dcsimg Diabetes and memory loss: Treating one, despite the other - Health - www.ElderCareLink.com
Home | Other Resources | Health | Diabetes | Diabetes and memory loss: Treating one, despite the other

Diabetes and memory loss: Treating one, despite the other

by Kennedy Pancoast

Memory loss does not have to mean demise for elderly patients suffering from diabetes. Here is some background on symptoms and tips for dealing with memory loss.

Younger people may scoff at memory loss--the tennis ball on the antennae of a car and the sticky notes posted throughout the house. But for the elderly, memory loss is no laughing matter. Particularly if you suffer from an illness such as diabetes, memory loss can be life-threatening. Medicine has to be administered regularly. Healthy diets are a must. Exercise should occur daily. But when memory fails you, who can say whether these life-saving practices have been checked off of the list?

Diabetes Symptoms

Before you learn how to monitor the treatments for diabetes, understand what some of the most frequent symptoms are:

  • Weight Gain: People with diabetes gain weight, sometimes as a product of the medicine administered and other times because there is an excess of insulin in their bloodstream.
  • Excessive Thirst: With diabetes, there can be a shortage of the hormone that regulates the amount of water excreted by the kidneys.
  • Urination: Given that diabetes patients often drink large amounts of water, excessive urination can result.
  • Weight Loss: As insulin levels are adjusted in diabetic patients, and excessive water leads to excessive urination, weight can fluctuate.

Treatments for diabetes patients are crucial, and insulin shots, blood sugar tests, and lifestyle adjustments are the main ingredients in this regimen.

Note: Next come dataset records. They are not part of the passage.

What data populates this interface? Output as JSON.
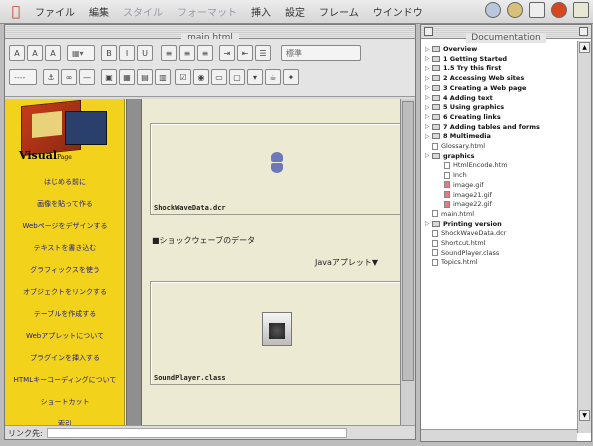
{
  "menubar": {
    "items": [
      "ファイル",
      "編集",
      "スタイル",
      "フォーマット",
      "挿入",
      "設定",
      "フレーム",
      "ウインドウ"
    ],
    "dim": [
      false,
      false,
      true,
      true,
      false,
      false,
      false,
      false
    ]
  },
  "editor": {
    "title": "main.html",
    "toolbar": {
      "buttons_row1": [
        "A",
        "A",
        "A",
        "B",
        "I",
        "U"
      ],
      "style_select": "標準",
      "font_select": "----"
    },
    "nav_links": [
      "はじめる前に",
      "画像を貼って作る",
      "Webページをデザインする",
      "テキストを書き込む",
      "グラフィックスを使う",
      "オブジェクトをリンクする",
      "テーブルを作成する",
      "Webアプレットについて",
      "プラグインを挿入する",
      "HTMLキーコーディングについて",
      "ショートカット",
      "索引"
    ],
    "logo_text": "Visual",
    "logo_sub": "Page",
    "objects": [
      {
        "caption": "ShockWaveData.dcr"
      },
      {
        "caption": "SoundPlayer.class"
      }
    ],
    "shockwave_text": "■ショックウェーブのデータ",
    "java_applet_text": "Javaアプレット▼",
    "status_label": "リンク先:"
  },
  "docwin": {
    "title": "Documentation",
    "items": [
      {
        "label": "Overview",
        "bold": true,
        "kind": "folder",
        "indent": 0
      },
      {
        "label": "1 Getting Started",
        "bold": true,
        "kind": "folder",
        "indent": 0
      },
      {
        "label": "1.5 Try this first",
        "bold": true,
        "kind": "folder",
        "indent": 0
      },
      {
        "label": "2 Accessing Web sites",
        "bold": true,
        "kind": "folder",
        "indent": 0
      },
      {
        "label": "3 Creating a Web page",
        "bold": true,
        "kind": "folder",
        "indent": 0
      },
      {
        "label": "4 Adding text",
        "bold": true,
        "kind": "folder",
        "indent": 0
      },
      {
        "label": "5 Using graphics",
        "bold": true,
        "kind": "folder",
        "indent": 0
      },
      {
        "label": "6 Creating links",
        "bold": true,
        "kind": "folder",
        "indent": 0
      },
      {
        "label": "7 Adding tables and forms",
        "bold": true,
        "kind": "folder",
        "indent": 0
      },
      {
        "label": "8 Multimedia",
        "bold": true,
        "kind": "folder",
        "indent": 0
      },
      {
        "label": "Glossary.html",
        "bold": false,
        "kind": "file",
        "indent": 0
      },
      {
        "label": "graphics",
        "bold": true,
        "kind": "folder",
        "indent": 0
      },
      {
        "label": "HtmlEncode.htm",
        "bold": false,
        "kind": "file",
        "indent": 1
      },
      {
        "label": "Inch",
        "bold": false,
        "kind": "file",
        "indent": 1
      },
      {
        "label": "image.gif",
        "bold": false,
        "kind": "gif",
        "indent": 1
      },
      {
        "label": "image21.gif",
        "bold": false,
        "kind": "gif",
        "indent": 1
      },
      {
        "label": "image22.gif",
        "bold": false,
        "kind": "gif",
        "indent": 1
      },
      {
        "label": "main.html",
        "bold": false,
        "kind": "file",
        "indent": 0
      },
      {
        "label": "Printing version",
        "bold": true,
        "kind": "folder",
        "indent": 0
      },
      {
        "label": "ShockWaveData.dcr",
        "bold": false,
        "kind": "file",
        "indent": 0
      },
      {
        "label": "Shortcut.html",
        "bold": false,
        "kind": "file",
        "indent": 0
      },
      {
        "label": "SoundPlayer.class",
        "bold": false,
        "kind": "file",
        "indent": 0
      },
      {
        "label": "Topics.html",
        "bold": false,
        "kind": "file",
        "indent": 0
      }
    ]
  }
}
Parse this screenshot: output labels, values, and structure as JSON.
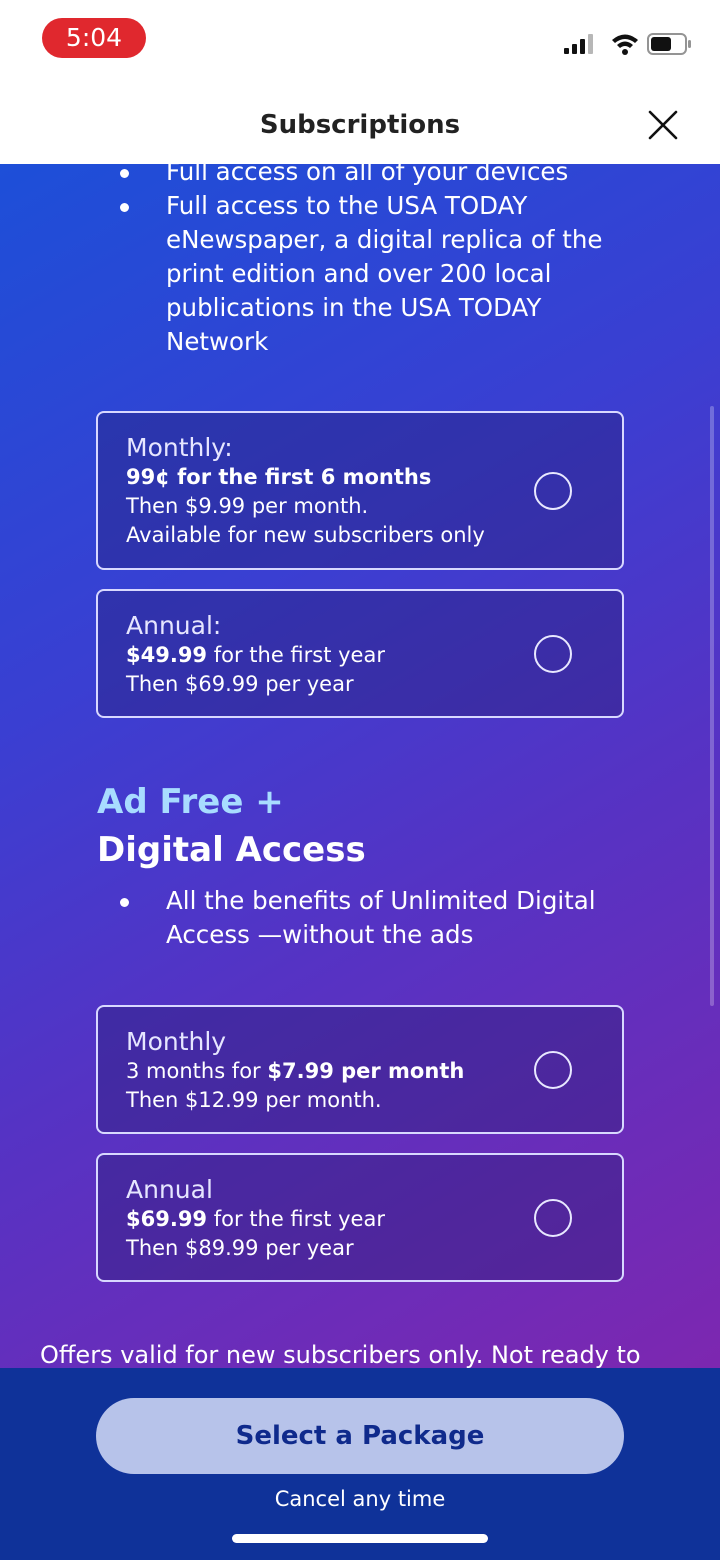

With the help of memory or not, the tips below can ensure that the elderly follow doctors' orders.

Dealing with Diabetes: Doctor Visits

On average, diabetes patients should visit their primary doctor every three months to review blood sugar levels. A blood pressure check and hemoglobin test will be administered, and doctors typically check the lower extremities for signs of infection or injury. Additionally, a dentist should check the patient's teeth every six months and an ophthalmologist should test vision annually.

If memory loss plagues your loved one, ask the doctors' offices to call you or a caretaker to confirm the date of the next appointment, and to call again the day prior to the appointment. You may also consider online services at which you can register to have reminders sent to you regarding your next appointments and tests.

Lifestyle Changes

The right diet and exercise can be life-saving for people suffering from diabetes. Unfortunately, those with memory loss or dementia may not have the tools to incorporate these practices into everyday living. Consider registering your loved one for exercise classes that occur regularly so that it becomes a part of her or his routine. For their diets, ensure that the right foods are stocked in the kitchen and that restaurants they frequent understand the dietary restrictions.

Living with Diabetes: Self-Monitored Tests

Blood sugar levels should be checked at least before meals and before bed, and the results should be noted in a common place such as a logbook. Obviously, for those with memory-loss or dementia, this can be a challenge. If the diabetes sufferer in your life has difficulty remembering to administer these tests, it may be time for outside help. If there is no full-time caretaker in place, consider finding someone who can be present at meal times and bedtime to ensure that doses are administered and the logbook is completed.

Diabetes is a serious disease, but life can go on if the proper treatments and lifestyle changes are incorporated into the patient's life. For the elderly suffering from this disease, however, remembering to practice these treatments regularly can be impossible. To ease this pressure, brainstorm ideas and if they are not enough, it may be time to consider full-time care.